Bush Reaches Out to ‘Democrat Party,’ Offending Them
Yochi Dreazen notes that President Bush took a backhanded slap at the Democrats last night while appearing to reach out to them:
In the prepared text of the speech, sent out by the White House some 40 minutes before Bush ascended the House rostrum, the president was to say, “Some in this Chamber are new to the House and Senate — and I congratulate the Democratic majority.” When Bush delivered the line, however, he paid tribute to the “Democrat majority.”
Dropping the “ic” from the word “Democratic” may seem insignificant, but it was almost certainly a deliberate move by Bush, who has used the phrase “the Democrat Party” for months as a way of needling his opponents.
Dreazen contends that this convention was “a particular favorite of former Wisconsin Sen. Joseph McCarthy” that “lay largely dormant for years, however, until President Bush resuscitated it during last fall’s midterm election season.” That’s hardly the case; Newt Gingrich and others have used the term for years. Indeed, it is probably the predominant way Republicans refer to the opposition party in public.
The rationale is obvious enough. “The Democratic Party” makes it sound like they’re the ones who represent the will of the people whereas “The Republican Party” has no independent connotation in the minds of most people.
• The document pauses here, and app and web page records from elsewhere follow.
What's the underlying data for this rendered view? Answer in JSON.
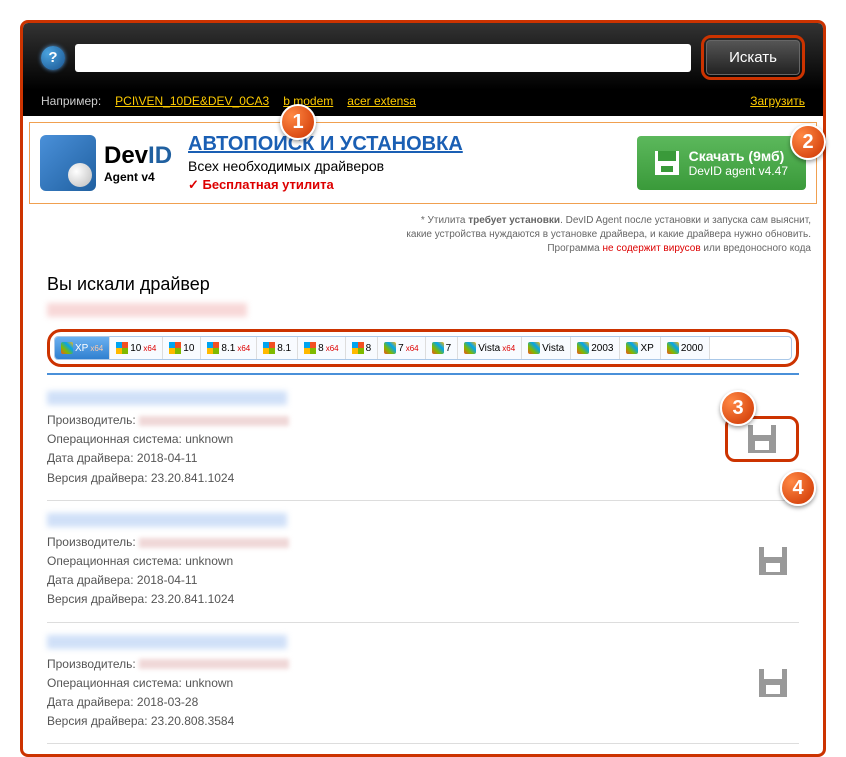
{
  "header": {
    "search_value": "",
    "search_button": "Искать",
    "example_label": "Например:",
    "examples": [
      "PCI\\VEN_10DE&DEV_0CA3",
      "b modem",
      "acer extensa"
    ],
    "upload_link": "Загрузить"
  },
  "promo": {
    "logo_main": "Dev",
    "logo_accent": "ID",
    "logo_sub": "Agent v4",
    "title": "АВТОПОИСК И УСТАНОВКА",
    "subtitle": "Всех необходимых драйверов",
    "free_label": "Бесплатная утилита",
    "download_label": "Скачать (9мб)",
    "download_sub": "DevID agent v4.47"
  },
  "disclaimer": {
    "line1_prefix": "* Утилита ",
    "line1_bold": "требует установки",
    "line1_suffix": ". DevID Agent после установки и запуска сам выяснит,",
    "line2": "какие устройства нуждаются в установке драйвера, и какие драйвера нужно обновить.",
    "line3_prefix": "Программа ",
    "line3_bold": "не содержит вирусов",
    "line3_suffix": " или вредоносного кода"
  },
  "results": {
    "heading": "Вы искали драйвер",
    "os_tabs": [
      {
        "label": "XP",
        "x64": true,
        "active": true,
        "icon": "old"
      },
      {
        "label": "10",
        "x64": true,
        "icon": "new"
      },
      {
        "label": "10",
        "x64": false,
        "icon": "new"
      },
      {
        "label": "8.1",
        "x64": true,
        "icon": "new"
      },
      {
        "label": "8.1",
        "x64": false,
        "icon": "new"
      },
      {
        "label": "8",
        "x64": true,
        "icon": "new"
      },
      {
        "label": "8",
        "x64": false,
        "icon": "new"
      },
      {
        "label": "7",
        "x64": true,
        "icon": "old"
      },
      {
        "label": "7",
        "x64": false,
        "icon": "old"
      },
      {
        "label": "Vista",
        "x64": true,
        "icon": "old"
      },
      {
        "label": "Vista",
        "x64": false,
        "icon": "old"
      },
      {
        "label": "2003",
        "x64": false,
        "icon": "old"
      },
      {
        "label": "XP",
        "x64": false,
        "icon": "old"
      },
      {
        "label": "2000",
        "x64": false,
        "icon": "old"
      }
    ],
    "labels": {
      "manufacturer": "Производитель:",
      "os": "Операционная система:",
      "date": "Дата драйвера:",
      "version": "Версия драйвера:"
    },
    "items": [
      {
        "os": "unknown",
        "date": "2018-04-11",
        "version": "23.20.841.1024",
        "highlighted": true
      },
      {
        "os": "unknown",
        "date": "2018-04-11",
        "version": "23.20.841.1024",
        "highlighted": false
      },
      {
        "os": "unknown",
        "date": "2018-03-28",
        "version": "23.20.808.3584",
        "highlighted": false
      }
    ]
  },
  "callouts": [
    "1",
    "2",
    "3",
    "4"
  ]
}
It wasn’t always thus. Once upon a time, “democratic” was a suspicious label, having the stigma of mob rule. “Republican” had the positive association of being free from the rule of a monarch and, later, of limited, representative government. Indeed, the party Jefferson and Madison founded was the “Democratic-Republican Party” and their leaders typically shortened it to “Republican Party.” As time passed, however, the people demanded more direct influence in their government, resulting in quasi-direct election of the president and, eventually, of the Senate. Under Andrew Jackson, the Democrat-Republicans became the “Democrats” to reflect this change.
Referring to the Democratic Party as the “Democrat Party” is a ham-handed way to deprive them of the positive connotation that comes with the name. Most people who use it have no intention to insult, although it’s probably true that Bush and others enjoy the fact that the Democrats find it irritating.
Still, calling people and groups by something other than their self-identified name is rude. At the very least, it makes it harder to have a harmonious relationship. It’s time to retire the “Democrat Party” shtick.